(Entries from a dataset of interfaces)

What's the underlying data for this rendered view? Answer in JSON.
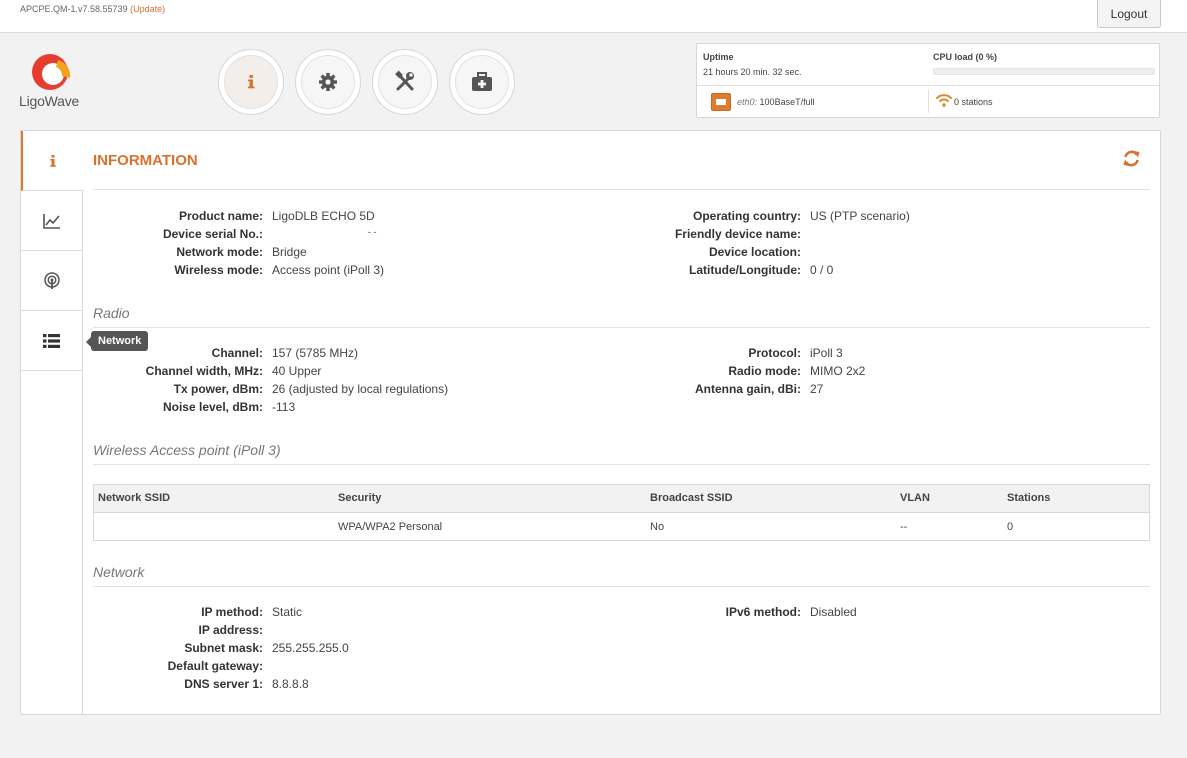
{
  "header": {
    "version": "APCPE.QM-1.v7.58.55739",
    "update_link": "(Update)",
    "logout_label": "Logout"
  },
  "logo": {
    "text": "LigoWave"
  },
  "nav": [
    {
      "name": "info-icon"
    },
    {
      "name": "gear-icon"
    },
    {
      "name": "tools-icon"
    },
    {
      "name": "toolbox-icon"
    }
  ],
  "status": {
    "uptime_label": "Uptime",
    "uptime_value": "21 hours 20 min. 32 sec.",
    "cpu_label": "CPU load (0 %)",
    "cpu_load_percent": 0,
    "eth_name": "eth0:",
    "eth_speed": "100BaseT/full",
    "stations": "0 stations"
  },
  "sidebar": {
    "items": [
      "info-icon",
      "chart-icon",
      "wireless-icon",
      "list-icon"
    ],
    "tooltip": "Network"
  },
  "page": {
    "title": "INFORMATION"
  },
  "info": {
    "left": [
      {
        "label": "Product name:",
        "value": "LigoDLB ECHO 5D"
      },
      {
        "label": "Device serial No.:",
        "value": "- -"
      },
      {
        "label": "Network mode:",
        "value": "Bridge"
      },
      {
        "label": "Wireless mode:",
        "value": "Access point (iPoll 3)"
      }
    ],
    "right": [
      {
        "label": "Operating country:",
        "value": "US (PTP scenario)"
      },
      {
        "label": "Friendly device name:",
        "value": ""
      },
      {
        "label": "Device location:",
        "value": ""
      },
      {
        "label": "Latitude/Longitude:",
        "value": "0 / 0"
      }
    ]
  },
  "radio": {
    "title": "Radio",
    "left": [
      {
        "label": "Channel:",
        "value": "157 (5785 MHz)"
      },
      {
        "label": "Channel width, MHz:",
        "value": "40 Upper"
      },
      {
        "label": "Tx power, dBm:",
        "value": "26 (adjusted by local regulations)"
      },
      {
        "label": "Noise level, dBm:",
        "value": "-113"
      }
    ],
    "right": [
      {
        "label": "Protocol:",
        "value": "iPoll 3"
      },
      {
        "label": "Radio mode:",
        "value": "MIMO 2x2"
      },
      {
        "label": "Antenna gain, dBi:",
        "value": "27"
      }
    ]
  },
  "wireless_ap": {
    "title": "Wireless Access point (iPoll 3)",
    "columns": [
      "Network SSID",
      "Security",
      "Broadcast SSID",
      "VLAN",
      "Stations"
    ],
    "rows": [
      {
        "ssid": "",
        "security": "WPA/WPA2 Personal",
        "broadcast": "No",
        "vlan": "--",
        "stations": "0"
      }
    ]
  },
  "network": {
    "title": "Network",
    "left": [
      {
        "label": "IP method:",
        "value": "Static"
      },
      {
        "label": "IP address:",
        "value": ""
      },
      {
        "label": "Subnet mask:",
        "value": "255.255.255.0"
      },
      {
        "label": "Default gateway:",
        "value": ""
      },
      {
        "label": "DNS server 1:",
        "value": "8.8.8.8"
      }
    ],
    "right": [
      {
        "label": "IPv6 method:",
        "value": "Disabled"
      }
    ]
  },
  "colors": {
    "accent": "#d9722d",
    "background": "#f2f2f2"
  }
}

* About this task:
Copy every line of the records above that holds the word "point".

* Written answer:
        "value": "Access point (iPoll 3)"
    "title": "Wireless Access point (iPoll 3)",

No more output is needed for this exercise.